This vaccination chart is quite something. pic.twitter.com/Xzo2TXe0Hu
— Brian Klaas (@brianklaas) February 18, 2021
As NBC’s Richard Engel remarked, “Striking.” What makes this even more fascinating is the large gaps that have opened up in this metric between the US/UK leaders and the rest of the West. None of the European Union countries have hit the 10 people per 100 mark. Most of them appear to be below the 5% mark on vaccinations for the public, a status that is perhaps especially discouraging for EU nations after Brexit.
So how accurate is this? The US data matches up pretty well with the official CDC numbers, which get updated every day. They list 56.2 million first-dose vaccinations thus far, which with a population of 330 million or so would be a 17% rate. The issue here isn’t so much accuracy as it is completeness. This is what the chart shows while including a few more competitors into the Vaccination Olympics:
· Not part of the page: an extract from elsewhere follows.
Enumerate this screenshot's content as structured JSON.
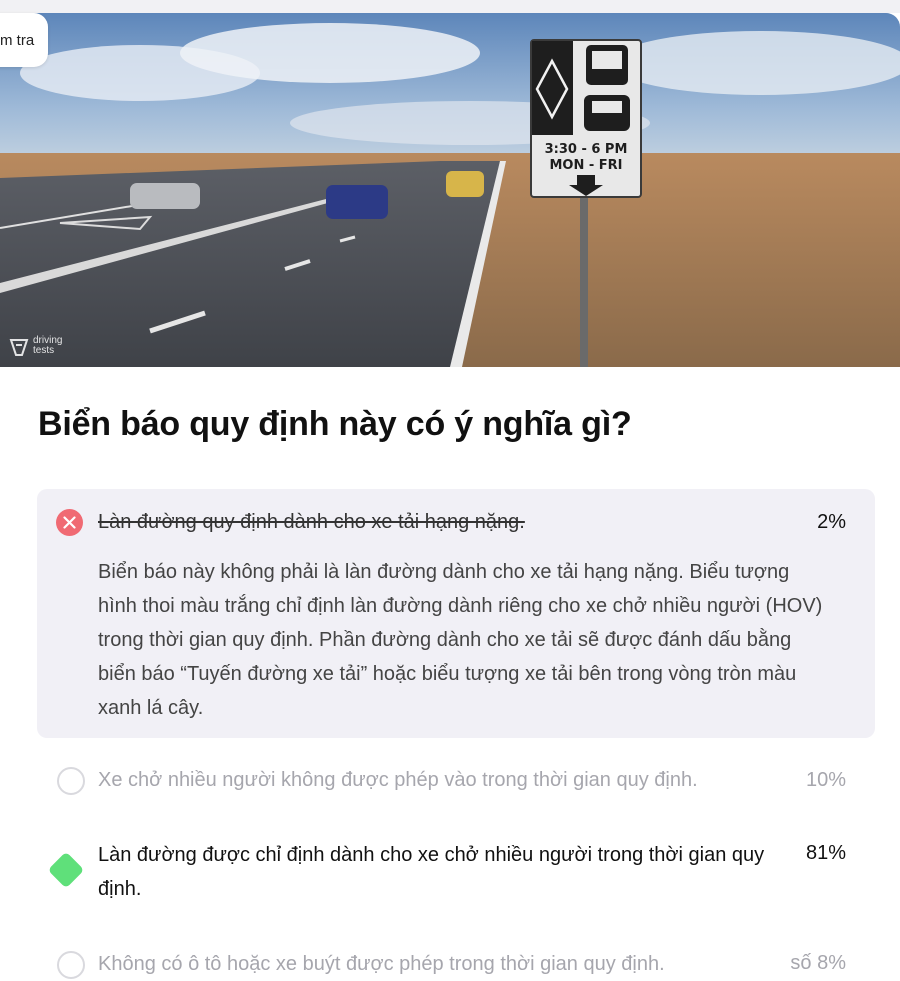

The US drops out of medal contention when we add in Israel and the UAE — which coincidentally had their first exchange of ambassadors ever this week. There are good reasons not to include them in this comparison, of course. Both countries have very small populations that are mainly concentrated in a few areas, which makes it much easier to conduct vaccination programs. However, their performance has been impressive, even if their model doesn’t easily compare to other countries.
So what does this chart show us otherwise, assuming the accuracy of the underlying data? It shows that the US has had an effective plan for rolling out vaccinations from the beginning, even if that plan might be hampered by some logistical hurdles and supply issues at times. The change in leadership here did not have an impact on what appears to be an arithmetic progression rather than exponential or logarithmical, as one might have hoped by now, but it suggests that the Biden administration has managed not to drop the baton passed to it by the Trump administration. We certainly could do better, but most countries are doing far worse on a percentage basis — even China and Russia, and that’s if you believe their official data.
So while we have plenty of ways to improve, we’re still #2. Or #4. It all depends on which stats you like better.